Religion, belief and faith identities in learning and teaching

Religion in Britain: Challenges for Higher Education. Modood & Calhoun Stimulus Paper 

(I mainly concentrated on the sections ‘Multiculturalism’, ‘Religion and dissent in universities’ and ‘Religion and knowledge of religion in UK universities’.)

Kwame Anthony Appiah’s lecture on ‘Creed’.

Supporting enquiries on faith in the library

I occasionally receive enquiries from students relating to religion and I am always aware of asking for more details from them in a sensitive way so that I can help them appropriately. In the UAL Case Studies on the ‘Religion, Belief and Faith Identities in Learning and Teaching’ website, I agree with Angela Drisdale Gordon’s comments on approaching discussion on religion “from a perspective of curiosity”. Being curious and asking open questions is a good approach.

This resource shows how important faith is to many students and that this is something they wish to explore in their work. As well as supporting study needs, I believe that the library can play an important pastoral role. It should provide resources to support well-being, explore aspects of their own identity and come across unfamiliar beliefs too. As Modood and Calhoun also make clear, faith is inevitably a part of public society, not just a private matter and can’t be ignored as an aspect of class, community, economics, public policy and geopolitics. Therefore, it is a subject on which the library should hold a good selection of resources.

Calhoun mentions librarians as playing a key role in supporting knowledge of religion, along with other university staff, and that it would be beneficial if staff could improve their knowledge. Recently a subject guide on ‘Faith and Belief’ has been created by staff at LCF. This lists books on different faiths and themes and although it may need further development, it could be a good starting point for librarians and students alike. As Angela Drisdale Gordon mentions, it is also beneficial to do our own research into subjects the students want to explore but with which we are unfamiliar. This could be partly achieved by the many online courses in religious literacy such as this one from Harvard: Religious Literacy: Traditions and Scriptures

At CSM Library we recently allocated some extra funds to buy books on faith and spirituality as it was felt that our resources were not adequate to support student’s research. However, I have been unsure how to go about deciding what to purchase but having read these resources I would like to ask the UAL SU faith societies, such as the UAL Christian Union and the UAL Islamic Society, the UAL Religion, Belief and Faith Identities in Learning and Teaching Community of Practice, and staff and students more widely.

Library displays on faith

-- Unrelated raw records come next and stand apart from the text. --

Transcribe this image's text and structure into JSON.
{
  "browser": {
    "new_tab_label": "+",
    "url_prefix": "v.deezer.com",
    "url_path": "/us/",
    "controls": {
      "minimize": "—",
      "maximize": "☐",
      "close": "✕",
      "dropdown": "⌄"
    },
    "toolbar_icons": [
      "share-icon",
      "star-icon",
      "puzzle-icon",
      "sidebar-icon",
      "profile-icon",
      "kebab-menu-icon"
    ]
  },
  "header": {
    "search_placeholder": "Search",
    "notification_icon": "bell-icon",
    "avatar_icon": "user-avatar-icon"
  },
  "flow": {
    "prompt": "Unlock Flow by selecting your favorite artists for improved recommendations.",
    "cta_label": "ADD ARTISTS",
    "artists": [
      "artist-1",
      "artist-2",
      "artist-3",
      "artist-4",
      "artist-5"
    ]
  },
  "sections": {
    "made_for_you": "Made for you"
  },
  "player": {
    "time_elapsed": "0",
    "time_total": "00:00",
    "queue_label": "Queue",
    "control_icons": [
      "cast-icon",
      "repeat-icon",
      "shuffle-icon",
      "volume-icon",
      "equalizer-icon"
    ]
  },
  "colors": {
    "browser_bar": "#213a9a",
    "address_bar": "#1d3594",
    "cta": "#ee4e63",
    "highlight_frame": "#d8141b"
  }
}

It would be interesting to do a project with students where groups of students or individuals could create library displays relating to their faith, using items from the collections and/or their own work.  The displays might show to other students who have a faith that it is something that the library embraces. All these resources could be used to start discussions about faith in universities, and what the displays could contain and how they could be presented. For example, it might appear divisive if each display cabinet contained items from one religion. On listening to Kwame Anthony Appiah’s ideas about faith not being just about beliefs but also about practices and community, I thought perhaps it would be interesting to theme each cabinet on a practice or community event e.g. prayer, festivals and celebrations, art, dress, mourning. This might highlight similarities as well as variance between and within faiths.

Here are some images of previous library displays as an example

Zines Display, CSM Library
Green Week Display, CSM Library

One of the main messages in the Modoon & Calhoun paper is that secularism is also a complex ideology rather than the absence of ideology, so the displays would need to include secularism, humanism and atheism too. Kwame Anthony Appiah noted in his lecture on ‘Creed’ there is much diversity within religions, so it would be important to respect that. This could be addressed by ensuring as many students as possible are aware and able to take part if they wish, and by adding a notice to the displays inviting students to add further content to make it an ongoing process.